From my blog at politicalcreativity.net:
A reader from Finland, Antti Jauhiainen, has made me aware of the work he and others are doing to promote Participatory Economics (Parecon) in Finland. For those unfamiliar with Parecon, it is a vision for a post-capitalist economy, originally developed by Michael Albert and Robin Hahnel, based on four values: solidarity, equity, diversity and self-management. Visit an essay by Michael Albert on Parecon for more on the vision. Most of Parecon Finland's work is in Finnish, but Jauhiainen shared with me an article from 2011 by Tuomas Salonen entitled "Campaigning for Participatory Economics in Finland," that I think demonstrates qualities of effective activism that the left in the US could learn from. Since I don't read Finnish I can't vouch for their current work, but I think the attitude reflected in the linked article is excellent. Specifically, left movements in the US should pay attention to the following about Parecon Finland:
They are open to feedback and criticism: As the article states, Parecon Finland "spent the fall of 2010 gathering comments and analysis from various organizations and people in Finland in order to assess some aspects of the vision of participatory economy and how it would be received here. We were happy to receive serious commentary and help in this phase, and it helped us refine some aspects we wished to focus on in our activity."
They have a specific strategy of contributing to public discussion: "We believe that participatory economics, and the underlying vision of a participatory society, can create new openings in the public discussion, by introducing the ideas of participatory workplace and democratic planning here, as well as offering a very detailed, authoritative critique of the capitalist market economy." Moreover, they implemented this with presentations on Parecon on various public libraries and have a website that is updated every business day with appropriate news and media reflecting how their vision applies to the current economic situation in Finland.
While they strongly believe in their vision, they are not dogmatic: They "[encourage] people to consider and reason the structural mechanism of our current economy, by simply providing the participatory economics model as a serious alternative and a tool for comparing and contrasting the current situation with.
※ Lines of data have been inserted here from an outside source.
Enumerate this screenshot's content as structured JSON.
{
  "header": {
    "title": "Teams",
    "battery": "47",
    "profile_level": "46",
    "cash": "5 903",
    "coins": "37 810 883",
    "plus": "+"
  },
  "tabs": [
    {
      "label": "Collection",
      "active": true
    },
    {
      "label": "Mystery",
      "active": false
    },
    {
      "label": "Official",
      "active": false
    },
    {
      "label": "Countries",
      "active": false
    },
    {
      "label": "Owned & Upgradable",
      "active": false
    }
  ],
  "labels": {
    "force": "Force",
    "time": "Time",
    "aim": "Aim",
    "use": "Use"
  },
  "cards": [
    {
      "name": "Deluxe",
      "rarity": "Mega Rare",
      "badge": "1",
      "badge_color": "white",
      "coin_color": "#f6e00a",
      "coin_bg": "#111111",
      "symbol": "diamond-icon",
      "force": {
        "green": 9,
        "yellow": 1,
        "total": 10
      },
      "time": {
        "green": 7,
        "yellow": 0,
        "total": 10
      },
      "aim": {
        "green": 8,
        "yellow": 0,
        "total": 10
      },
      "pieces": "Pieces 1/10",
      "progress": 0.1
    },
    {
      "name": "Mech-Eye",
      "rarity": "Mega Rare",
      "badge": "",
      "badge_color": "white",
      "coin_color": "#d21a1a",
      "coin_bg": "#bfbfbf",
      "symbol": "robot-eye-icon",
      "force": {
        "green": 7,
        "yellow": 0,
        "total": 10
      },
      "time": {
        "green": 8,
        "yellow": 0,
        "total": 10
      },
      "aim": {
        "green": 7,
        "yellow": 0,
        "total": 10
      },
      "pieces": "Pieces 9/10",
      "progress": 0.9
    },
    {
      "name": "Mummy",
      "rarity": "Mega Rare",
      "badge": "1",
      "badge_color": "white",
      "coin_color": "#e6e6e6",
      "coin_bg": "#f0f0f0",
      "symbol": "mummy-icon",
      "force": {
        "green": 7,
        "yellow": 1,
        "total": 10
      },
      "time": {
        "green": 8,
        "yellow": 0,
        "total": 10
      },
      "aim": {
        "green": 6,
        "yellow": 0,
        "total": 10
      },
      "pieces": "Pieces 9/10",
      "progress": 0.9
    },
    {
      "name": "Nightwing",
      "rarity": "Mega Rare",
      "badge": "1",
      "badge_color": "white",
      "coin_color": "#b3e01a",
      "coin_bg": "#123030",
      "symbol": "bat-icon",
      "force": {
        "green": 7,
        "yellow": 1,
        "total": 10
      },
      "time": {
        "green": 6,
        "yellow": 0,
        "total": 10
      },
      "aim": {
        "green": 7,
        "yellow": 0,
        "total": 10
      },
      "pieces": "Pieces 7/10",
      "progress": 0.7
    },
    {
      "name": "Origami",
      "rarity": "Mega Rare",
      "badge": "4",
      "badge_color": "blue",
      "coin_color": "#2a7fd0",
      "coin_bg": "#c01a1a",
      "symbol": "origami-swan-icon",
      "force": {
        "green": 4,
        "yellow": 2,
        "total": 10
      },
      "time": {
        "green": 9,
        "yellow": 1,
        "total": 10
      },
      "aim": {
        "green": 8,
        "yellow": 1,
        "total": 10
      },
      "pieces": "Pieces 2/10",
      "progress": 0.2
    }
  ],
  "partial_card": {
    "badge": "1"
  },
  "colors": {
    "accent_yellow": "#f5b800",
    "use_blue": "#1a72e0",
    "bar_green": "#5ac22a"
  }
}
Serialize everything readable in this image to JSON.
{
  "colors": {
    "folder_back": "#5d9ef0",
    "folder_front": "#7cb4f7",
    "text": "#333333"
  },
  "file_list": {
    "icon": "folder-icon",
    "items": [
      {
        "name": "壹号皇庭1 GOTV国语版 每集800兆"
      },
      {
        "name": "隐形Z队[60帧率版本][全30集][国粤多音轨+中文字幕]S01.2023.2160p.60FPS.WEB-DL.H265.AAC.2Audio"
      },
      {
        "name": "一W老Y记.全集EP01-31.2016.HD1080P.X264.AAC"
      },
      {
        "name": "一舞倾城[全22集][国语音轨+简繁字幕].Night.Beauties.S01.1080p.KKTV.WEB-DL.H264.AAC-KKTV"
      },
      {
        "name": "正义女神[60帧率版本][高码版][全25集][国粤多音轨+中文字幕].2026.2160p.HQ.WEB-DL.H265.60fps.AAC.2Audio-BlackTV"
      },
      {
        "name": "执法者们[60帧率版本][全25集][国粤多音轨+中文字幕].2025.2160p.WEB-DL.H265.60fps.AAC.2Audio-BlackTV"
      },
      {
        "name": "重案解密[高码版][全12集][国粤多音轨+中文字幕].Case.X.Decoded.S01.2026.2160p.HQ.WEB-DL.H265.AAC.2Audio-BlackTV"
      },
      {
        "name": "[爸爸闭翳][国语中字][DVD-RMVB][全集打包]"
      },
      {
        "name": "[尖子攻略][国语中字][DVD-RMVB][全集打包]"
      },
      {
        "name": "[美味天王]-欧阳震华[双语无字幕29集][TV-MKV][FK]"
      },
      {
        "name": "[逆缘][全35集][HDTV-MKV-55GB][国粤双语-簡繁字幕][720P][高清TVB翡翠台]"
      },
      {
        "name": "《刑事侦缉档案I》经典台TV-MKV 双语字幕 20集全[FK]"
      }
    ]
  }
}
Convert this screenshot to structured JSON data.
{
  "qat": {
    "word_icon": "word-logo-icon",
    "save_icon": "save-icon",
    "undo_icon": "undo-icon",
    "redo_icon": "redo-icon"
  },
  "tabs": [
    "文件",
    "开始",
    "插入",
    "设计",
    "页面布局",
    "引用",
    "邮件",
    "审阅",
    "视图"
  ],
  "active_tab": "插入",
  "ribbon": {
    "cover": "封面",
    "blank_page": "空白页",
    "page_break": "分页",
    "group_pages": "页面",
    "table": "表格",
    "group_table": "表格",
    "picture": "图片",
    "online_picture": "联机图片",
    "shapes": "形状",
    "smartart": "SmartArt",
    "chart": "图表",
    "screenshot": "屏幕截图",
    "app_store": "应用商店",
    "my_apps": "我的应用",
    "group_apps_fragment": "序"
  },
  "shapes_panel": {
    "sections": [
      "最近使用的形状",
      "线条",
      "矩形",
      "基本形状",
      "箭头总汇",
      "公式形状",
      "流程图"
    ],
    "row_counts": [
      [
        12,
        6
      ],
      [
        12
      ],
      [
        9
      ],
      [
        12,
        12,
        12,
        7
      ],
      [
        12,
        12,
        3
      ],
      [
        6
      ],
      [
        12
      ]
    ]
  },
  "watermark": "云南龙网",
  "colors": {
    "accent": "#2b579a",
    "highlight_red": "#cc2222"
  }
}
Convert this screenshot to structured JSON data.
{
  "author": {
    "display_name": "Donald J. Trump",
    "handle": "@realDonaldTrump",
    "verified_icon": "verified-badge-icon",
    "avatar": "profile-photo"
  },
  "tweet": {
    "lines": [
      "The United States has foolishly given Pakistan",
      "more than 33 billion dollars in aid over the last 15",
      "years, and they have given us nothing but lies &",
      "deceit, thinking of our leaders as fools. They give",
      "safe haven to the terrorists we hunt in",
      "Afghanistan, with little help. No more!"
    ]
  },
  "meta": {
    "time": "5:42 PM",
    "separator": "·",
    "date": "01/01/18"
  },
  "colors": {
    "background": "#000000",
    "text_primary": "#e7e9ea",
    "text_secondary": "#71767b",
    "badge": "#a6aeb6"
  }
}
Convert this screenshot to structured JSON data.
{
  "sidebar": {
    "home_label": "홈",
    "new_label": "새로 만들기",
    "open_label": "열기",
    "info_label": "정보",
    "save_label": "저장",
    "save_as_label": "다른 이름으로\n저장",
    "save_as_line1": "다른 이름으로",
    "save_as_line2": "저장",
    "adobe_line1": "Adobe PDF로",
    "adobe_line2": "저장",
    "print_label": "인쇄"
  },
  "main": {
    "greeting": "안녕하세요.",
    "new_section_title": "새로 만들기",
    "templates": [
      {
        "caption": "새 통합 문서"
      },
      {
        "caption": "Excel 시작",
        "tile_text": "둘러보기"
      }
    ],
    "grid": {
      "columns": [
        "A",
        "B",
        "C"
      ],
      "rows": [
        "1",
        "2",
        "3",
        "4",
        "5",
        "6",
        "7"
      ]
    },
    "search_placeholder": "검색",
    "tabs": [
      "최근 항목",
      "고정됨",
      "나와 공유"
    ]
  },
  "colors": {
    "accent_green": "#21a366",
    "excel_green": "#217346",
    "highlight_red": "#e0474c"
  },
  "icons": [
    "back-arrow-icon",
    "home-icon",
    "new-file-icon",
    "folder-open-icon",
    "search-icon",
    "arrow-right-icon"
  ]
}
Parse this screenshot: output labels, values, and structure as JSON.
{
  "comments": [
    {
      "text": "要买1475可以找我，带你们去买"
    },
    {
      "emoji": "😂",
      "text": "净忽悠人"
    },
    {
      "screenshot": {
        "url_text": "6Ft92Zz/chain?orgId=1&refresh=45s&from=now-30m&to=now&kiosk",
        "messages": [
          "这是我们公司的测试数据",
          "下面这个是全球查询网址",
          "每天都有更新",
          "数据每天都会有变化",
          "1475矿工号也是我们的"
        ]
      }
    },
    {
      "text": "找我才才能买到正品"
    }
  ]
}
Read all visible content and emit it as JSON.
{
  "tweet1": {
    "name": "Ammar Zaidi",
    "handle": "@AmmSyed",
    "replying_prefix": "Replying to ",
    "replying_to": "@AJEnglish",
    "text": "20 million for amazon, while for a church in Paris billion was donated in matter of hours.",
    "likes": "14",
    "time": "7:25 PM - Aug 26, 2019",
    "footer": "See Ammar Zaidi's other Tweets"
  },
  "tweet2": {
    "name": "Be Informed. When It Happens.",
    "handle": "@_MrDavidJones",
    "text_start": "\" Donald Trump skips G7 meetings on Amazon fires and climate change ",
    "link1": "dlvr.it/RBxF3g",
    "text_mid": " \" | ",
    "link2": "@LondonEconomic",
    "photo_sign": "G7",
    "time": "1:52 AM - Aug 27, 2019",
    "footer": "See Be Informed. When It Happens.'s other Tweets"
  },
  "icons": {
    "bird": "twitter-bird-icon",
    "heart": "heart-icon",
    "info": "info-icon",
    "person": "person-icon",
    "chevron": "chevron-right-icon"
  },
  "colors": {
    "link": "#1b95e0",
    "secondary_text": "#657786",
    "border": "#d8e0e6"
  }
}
Forceful advocation and argumentation of a rigid model would provide negative effects in any case, and would be contrary to the values of self-management and diversity we advocate."
The information presented is rational and reasonable: They obviously are a radical group, yet there are no grand slogans or attempts to shame anyone into supporting their cause. When they make factual claims, it is supported with footnoted evidence.
Left activist groups would do well to learn from this approach. For example, if anti-war groups encourage criticism and feedback, they may receive much jingoistic nonsense, but they will also gain an essential understanding of how the public views them and what adjustments they can make for more effective outreach. Having a vision beyond what they are protesting against will make the public more receptive. If peace groups say they want social spending instead of military spending, that is a partial answer. But if someone asks them "If you want the military to be smaller, how will you ensure the US is kept safe?" they need to be able to answer that as well. Lastly, anti-war groups need to be rational and reasonable. Compare the following two scenarios, the first one being based on a personal experience and the second my idea for more effective outreach. (1) Israel is in the midst of bombing Gaza and a crowd has gathered in Boston Common to protest it. A person who knows nothing about what is happening in Gaza walks by and hears the crowd chanting "Hey, Israel, you can't hide, we accuse you of genocide!" (2) Imagine the same scenario except that when the uniformed person walks by, instead of chanting slogans every protester is handing out leaflets that base its concerns in the language of international law and the protesters engage passersby in conversation. Those who think the protesters are crazy would think that way in either scenario, but in the 2nd one many people would surely begin thinking about the conflict in a different way.